* [PROBLEM DESCRIPTION]:
Go through the lines below and copy each one that holds the string "grid".
<<<<
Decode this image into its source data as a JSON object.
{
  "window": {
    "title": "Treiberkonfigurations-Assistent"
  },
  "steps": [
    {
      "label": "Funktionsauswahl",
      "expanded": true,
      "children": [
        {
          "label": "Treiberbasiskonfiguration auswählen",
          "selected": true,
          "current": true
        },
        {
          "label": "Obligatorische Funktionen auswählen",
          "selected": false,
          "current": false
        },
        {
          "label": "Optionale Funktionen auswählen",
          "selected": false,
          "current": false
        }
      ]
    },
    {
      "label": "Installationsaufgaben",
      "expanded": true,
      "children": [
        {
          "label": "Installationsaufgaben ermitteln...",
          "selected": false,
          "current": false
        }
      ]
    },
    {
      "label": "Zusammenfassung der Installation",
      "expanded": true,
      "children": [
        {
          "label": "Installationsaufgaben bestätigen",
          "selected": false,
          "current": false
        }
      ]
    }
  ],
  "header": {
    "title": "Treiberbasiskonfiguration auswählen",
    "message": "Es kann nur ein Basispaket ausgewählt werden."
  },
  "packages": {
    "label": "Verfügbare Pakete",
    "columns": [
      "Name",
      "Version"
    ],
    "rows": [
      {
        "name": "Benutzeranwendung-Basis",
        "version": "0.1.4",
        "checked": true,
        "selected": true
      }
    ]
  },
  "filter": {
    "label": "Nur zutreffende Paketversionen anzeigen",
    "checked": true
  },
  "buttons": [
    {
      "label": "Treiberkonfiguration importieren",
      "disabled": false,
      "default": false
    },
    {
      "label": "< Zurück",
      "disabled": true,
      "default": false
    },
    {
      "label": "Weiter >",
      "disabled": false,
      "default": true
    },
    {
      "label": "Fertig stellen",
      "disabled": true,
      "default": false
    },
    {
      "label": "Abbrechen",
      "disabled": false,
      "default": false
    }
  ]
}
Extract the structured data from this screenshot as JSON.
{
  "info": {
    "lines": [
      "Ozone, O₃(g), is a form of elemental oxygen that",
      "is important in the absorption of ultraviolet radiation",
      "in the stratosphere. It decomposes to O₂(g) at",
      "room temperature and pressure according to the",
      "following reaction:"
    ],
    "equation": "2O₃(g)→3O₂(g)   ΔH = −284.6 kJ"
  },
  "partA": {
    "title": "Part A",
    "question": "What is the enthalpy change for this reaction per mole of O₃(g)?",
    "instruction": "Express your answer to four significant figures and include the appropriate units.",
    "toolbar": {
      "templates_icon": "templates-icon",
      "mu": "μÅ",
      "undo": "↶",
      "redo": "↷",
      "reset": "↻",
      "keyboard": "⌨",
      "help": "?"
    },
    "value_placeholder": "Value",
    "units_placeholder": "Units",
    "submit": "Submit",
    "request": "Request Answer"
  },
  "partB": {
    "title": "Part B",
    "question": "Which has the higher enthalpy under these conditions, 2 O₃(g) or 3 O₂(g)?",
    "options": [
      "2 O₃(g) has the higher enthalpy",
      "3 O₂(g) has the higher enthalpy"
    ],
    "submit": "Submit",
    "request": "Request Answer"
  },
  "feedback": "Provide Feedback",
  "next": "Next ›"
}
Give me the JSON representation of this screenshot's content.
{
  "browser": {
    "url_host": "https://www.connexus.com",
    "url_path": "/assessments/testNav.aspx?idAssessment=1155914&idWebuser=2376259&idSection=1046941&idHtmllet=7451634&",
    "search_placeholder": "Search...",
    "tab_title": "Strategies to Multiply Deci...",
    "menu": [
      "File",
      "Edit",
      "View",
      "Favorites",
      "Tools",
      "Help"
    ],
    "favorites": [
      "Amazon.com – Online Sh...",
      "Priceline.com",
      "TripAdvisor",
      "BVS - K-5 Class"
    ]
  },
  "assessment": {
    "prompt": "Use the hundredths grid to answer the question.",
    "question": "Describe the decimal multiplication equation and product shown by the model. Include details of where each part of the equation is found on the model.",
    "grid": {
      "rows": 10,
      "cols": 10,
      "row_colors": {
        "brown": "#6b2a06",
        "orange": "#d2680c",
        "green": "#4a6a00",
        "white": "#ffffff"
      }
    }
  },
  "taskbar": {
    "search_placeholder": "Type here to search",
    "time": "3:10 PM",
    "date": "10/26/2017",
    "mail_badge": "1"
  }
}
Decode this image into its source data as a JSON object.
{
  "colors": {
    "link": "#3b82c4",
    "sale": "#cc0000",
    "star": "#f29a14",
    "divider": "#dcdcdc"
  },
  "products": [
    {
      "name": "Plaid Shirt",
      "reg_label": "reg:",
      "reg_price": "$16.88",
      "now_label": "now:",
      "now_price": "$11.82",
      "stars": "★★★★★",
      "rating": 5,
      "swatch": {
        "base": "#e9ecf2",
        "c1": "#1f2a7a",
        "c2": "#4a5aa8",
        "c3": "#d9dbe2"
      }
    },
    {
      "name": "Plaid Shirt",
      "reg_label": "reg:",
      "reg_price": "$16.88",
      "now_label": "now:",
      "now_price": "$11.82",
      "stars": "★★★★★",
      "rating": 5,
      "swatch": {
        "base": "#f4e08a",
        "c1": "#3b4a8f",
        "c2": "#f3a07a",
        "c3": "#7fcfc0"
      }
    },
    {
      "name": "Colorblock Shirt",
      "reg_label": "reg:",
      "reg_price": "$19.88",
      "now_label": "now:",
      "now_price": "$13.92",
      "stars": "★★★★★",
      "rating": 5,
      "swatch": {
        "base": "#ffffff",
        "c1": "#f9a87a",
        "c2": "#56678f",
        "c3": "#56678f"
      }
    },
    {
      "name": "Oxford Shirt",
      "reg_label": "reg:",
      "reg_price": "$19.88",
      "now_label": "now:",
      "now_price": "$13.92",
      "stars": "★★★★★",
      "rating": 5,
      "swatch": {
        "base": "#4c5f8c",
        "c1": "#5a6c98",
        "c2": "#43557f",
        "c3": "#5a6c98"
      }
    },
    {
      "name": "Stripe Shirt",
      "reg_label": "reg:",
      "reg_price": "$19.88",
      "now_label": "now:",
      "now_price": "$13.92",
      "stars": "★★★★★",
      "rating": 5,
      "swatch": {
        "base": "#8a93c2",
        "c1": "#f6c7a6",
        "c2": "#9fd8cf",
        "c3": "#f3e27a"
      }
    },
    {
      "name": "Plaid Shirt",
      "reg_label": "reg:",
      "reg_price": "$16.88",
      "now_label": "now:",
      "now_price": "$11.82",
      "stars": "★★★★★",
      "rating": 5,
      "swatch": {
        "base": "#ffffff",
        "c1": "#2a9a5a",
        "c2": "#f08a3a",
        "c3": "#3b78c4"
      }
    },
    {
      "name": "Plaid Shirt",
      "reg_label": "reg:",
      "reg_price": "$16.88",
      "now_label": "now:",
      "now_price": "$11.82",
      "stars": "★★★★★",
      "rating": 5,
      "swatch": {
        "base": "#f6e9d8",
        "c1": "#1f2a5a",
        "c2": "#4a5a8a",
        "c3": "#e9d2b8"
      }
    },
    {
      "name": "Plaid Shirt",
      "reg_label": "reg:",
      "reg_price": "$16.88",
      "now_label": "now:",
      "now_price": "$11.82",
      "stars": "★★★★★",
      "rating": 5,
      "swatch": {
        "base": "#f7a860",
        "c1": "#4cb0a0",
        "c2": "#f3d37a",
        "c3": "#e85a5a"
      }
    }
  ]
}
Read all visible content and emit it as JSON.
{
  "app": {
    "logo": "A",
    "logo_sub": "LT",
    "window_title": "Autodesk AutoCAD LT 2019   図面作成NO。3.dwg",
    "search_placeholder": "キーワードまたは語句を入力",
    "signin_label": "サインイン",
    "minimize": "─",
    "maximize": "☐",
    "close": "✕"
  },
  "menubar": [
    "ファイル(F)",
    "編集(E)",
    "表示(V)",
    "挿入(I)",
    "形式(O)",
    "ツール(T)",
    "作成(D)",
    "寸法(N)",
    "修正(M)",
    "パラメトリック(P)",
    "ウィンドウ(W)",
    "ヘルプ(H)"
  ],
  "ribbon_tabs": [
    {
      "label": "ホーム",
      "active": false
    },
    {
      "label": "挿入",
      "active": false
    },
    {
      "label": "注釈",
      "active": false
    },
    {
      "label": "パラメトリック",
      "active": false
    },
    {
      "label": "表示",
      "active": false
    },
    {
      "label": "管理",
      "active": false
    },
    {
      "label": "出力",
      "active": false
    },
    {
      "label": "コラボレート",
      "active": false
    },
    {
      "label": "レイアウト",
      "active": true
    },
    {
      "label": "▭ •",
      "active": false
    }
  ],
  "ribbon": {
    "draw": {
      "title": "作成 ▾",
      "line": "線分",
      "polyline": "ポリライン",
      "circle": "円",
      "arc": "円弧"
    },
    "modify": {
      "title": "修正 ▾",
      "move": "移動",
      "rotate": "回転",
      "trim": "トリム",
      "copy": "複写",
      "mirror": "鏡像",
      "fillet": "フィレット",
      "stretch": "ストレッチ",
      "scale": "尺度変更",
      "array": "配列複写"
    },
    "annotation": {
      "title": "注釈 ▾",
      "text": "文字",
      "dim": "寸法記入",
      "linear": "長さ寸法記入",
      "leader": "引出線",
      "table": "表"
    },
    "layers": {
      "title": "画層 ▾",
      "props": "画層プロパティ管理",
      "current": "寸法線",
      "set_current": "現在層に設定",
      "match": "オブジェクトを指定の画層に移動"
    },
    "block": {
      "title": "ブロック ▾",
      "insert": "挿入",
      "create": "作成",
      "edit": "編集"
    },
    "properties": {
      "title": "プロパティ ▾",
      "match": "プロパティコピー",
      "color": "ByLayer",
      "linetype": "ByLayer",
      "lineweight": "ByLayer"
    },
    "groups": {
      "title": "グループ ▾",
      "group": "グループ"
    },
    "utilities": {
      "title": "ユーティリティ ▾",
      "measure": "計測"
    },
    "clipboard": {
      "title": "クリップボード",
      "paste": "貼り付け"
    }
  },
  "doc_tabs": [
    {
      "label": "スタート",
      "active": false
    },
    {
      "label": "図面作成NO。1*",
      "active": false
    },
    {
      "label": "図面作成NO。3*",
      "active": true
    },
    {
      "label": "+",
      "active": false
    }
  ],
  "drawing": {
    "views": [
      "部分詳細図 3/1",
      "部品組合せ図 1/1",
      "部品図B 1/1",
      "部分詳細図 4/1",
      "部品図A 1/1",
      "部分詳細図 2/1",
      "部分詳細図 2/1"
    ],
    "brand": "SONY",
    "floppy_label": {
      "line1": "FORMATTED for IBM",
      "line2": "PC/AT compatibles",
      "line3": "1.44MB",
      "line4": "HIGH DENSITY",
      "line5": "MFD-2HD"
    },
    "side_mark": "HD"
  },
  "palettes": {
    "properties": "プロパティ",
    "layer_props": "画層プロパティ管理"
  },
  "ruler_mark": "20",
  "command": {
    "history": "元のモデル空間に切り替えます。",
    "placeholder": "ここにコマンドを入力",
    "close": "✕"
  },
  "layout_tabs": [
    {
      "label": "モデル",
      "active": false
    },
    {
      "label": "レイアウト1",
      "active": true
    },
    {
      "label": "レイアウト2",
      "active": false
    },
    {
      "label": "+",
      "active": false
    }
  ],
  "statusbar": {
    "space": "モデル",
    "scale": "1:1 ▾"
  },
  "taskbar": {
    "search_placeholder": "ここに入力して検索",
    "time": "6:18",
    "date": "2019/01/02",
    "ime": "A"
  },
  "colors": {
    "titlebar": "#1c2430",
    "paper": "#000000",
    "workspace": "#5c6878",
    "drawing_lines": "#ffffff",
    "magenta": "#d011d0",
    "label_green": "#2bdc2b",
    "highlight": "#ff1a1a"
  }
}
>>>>
* [EXERCISE OUTPUT]:
    "prompt": "Use the hundredths grid to answer the question.",
    "grid": {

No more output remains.